Records from a dataset:
......

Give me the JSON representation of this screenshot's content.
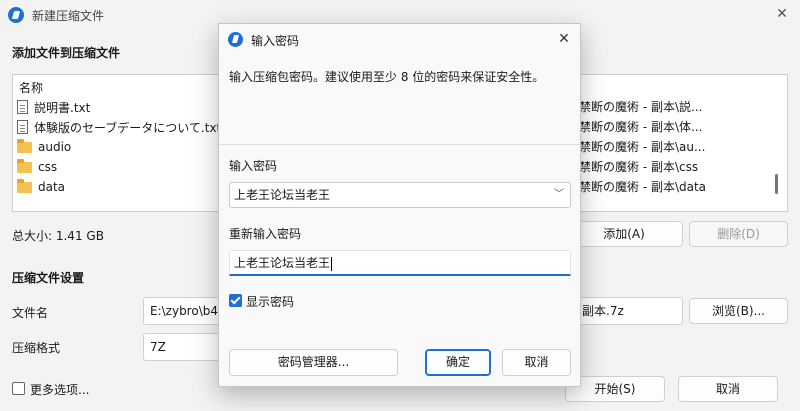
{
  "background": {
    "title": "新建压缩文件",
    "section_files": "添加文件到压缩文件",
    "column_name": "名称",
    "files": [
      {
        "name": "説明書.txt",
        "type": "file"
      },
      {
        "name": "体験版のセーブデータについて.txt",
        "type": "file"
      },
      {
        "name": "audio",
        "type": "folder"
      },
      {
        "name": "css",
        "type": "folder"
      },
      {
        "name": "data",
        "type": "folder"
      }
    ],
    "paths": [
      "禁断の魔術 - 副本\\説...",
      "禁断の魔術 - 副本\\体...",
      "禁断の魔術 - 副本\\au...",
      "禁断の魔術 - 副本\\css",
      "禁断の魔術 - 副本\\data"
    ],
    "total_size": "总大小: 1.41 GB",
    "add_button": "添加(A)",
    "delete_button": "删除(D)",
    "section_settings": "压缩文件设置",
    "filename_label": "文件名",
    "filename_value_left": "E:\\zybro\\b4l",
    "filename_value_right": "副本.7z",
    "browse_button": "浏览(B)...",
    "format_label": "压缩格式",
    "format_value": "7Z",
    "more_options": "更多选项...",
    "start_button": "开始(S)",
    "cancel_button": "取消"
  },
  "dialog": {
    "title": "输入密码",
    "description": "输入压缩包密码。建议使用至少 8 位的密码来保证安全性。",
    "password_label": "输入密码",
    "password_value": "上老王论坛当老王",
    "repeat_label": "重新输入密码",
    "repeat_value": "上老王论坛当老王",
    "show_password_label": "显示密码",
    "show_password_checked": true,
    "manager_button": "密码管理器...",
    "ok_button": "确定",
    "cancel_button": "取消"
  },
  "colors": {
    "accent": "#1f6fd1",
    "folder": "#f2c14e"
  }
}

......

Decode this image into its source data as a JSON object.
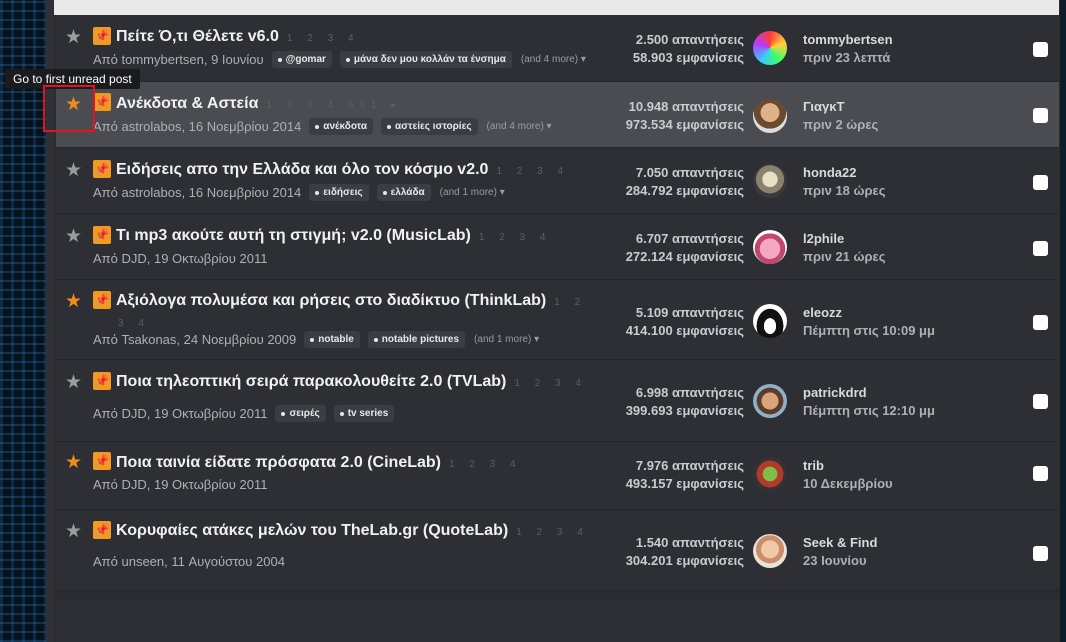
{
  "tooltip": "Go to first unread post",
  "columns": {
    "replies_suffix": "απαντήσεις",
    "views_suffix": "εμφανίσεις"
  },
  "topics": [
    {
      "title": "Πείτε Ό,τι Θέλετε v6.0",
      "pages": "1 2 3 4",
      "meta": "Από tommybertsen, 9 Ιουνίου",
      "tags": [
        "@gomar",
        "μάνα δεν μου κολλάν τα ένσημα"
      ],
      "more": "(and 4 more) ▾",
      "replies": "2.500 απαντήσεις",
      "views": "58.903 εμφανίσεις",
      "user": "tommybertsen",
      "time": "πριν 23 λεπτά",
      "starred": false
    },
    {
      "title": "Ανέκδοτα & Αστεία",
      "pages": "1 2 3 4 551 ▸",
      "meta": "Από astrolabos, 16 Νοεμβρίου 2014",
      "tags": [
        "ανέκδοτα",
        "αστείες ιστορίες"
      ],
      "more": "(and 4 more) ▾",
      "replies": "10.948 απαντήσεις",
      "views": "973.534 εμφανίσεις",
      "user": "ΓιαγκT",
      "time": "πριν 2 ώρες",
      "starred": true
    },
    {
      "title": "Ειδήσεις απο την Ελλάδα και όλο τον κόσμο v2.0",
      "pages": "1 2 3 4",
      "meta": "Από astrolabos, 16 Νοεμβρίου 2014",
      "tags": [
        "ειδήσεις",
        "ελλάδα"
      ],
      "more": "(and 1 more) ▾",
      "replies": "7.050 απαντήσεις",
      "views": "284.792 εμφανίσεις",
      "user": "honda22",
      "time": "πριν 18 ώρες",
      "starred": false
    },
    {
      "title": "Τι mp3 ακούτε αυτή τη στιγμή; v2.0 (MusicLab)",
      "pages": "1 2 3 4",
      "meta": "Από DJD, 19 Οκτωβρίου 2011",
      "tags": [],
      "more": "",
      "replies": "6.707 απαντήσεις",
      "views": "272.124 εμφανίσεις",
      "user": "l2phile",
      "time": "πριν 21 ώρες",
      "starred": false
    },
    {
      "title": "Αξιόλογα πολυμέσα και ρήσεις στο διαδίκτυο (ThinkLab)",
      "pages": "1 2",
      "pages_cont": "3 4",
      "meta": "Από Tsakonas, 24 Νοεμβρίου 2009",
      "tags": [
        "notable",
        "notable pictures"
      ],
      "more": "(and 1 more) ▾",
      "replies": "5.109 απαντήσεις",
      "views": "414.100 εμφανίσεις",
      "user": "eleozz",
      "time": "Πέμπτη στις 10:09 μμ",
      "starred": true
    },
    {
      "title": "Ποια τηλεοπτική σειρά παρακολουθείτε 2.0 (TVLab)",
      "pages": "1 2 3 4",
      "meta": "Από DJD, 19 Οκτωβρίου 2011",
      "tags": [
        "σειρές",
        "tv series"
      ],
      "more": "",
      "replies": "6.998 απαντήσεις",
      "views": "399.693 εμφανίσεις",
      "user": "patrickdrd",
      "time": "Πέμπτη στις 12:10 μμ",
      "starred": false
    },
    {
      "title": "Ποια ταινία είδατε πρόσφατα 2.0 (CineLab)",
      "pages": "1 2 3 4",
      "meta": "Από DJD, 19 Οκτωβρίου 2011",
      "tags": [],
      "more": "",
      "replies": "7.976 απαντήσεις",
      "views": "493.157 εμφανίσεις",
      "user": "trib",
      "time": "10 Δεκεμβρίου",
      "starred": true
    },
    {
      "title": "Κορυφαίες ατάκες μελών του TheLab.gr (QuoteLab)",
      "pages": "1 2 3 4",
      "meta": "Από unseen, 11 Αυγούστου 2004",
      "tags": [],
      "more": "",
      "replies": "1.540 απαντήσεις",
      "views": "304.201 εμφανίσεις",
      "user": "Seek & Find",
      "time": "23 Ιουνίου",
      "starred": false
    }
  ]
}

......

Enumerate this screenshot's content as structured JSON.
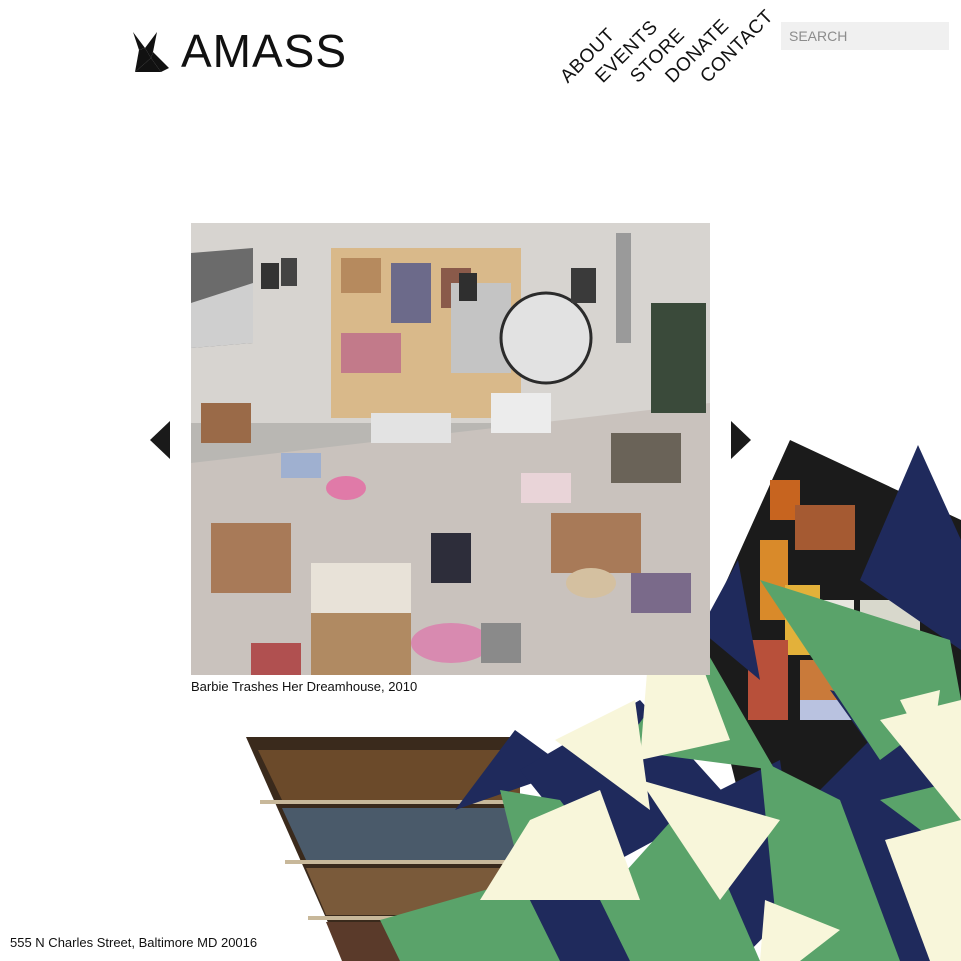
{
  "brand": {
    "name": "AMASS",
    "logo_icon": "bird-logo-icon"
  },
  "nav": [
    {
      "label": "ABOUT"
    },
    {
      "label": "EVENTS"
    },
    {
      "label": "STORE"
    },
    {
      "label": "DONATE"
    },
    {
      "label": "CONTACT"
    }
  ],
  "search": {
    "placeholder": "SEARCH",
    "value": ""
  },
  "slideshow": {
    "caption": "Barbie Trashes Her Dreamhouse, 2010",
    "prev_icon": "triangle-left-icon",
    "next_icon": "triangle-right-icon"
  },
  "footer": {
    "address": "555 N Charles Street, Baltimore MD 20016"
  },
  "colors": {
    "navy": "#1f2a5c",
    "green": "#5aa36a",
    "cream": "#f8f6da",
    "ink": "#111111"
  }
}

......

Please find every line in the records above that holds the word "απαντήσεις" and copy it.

**ANSWER TO THE EXERCISE:**
    "replies_suffix": "απαντήσεις",
      "replies": "2.500 απαντήσεις",
      "replies": "10.948 απαντήσεις",
      "replies": "7.050 απαντήσεις",
      "replies": "6.707 απαντήσεις",
      "replies": "5.109 απαντήσεις",
      "replies": "6.998 απαντήσεις",
      "replies": "7.976 απαντήσεις",
      "replies": "1.540 απαντήσεις",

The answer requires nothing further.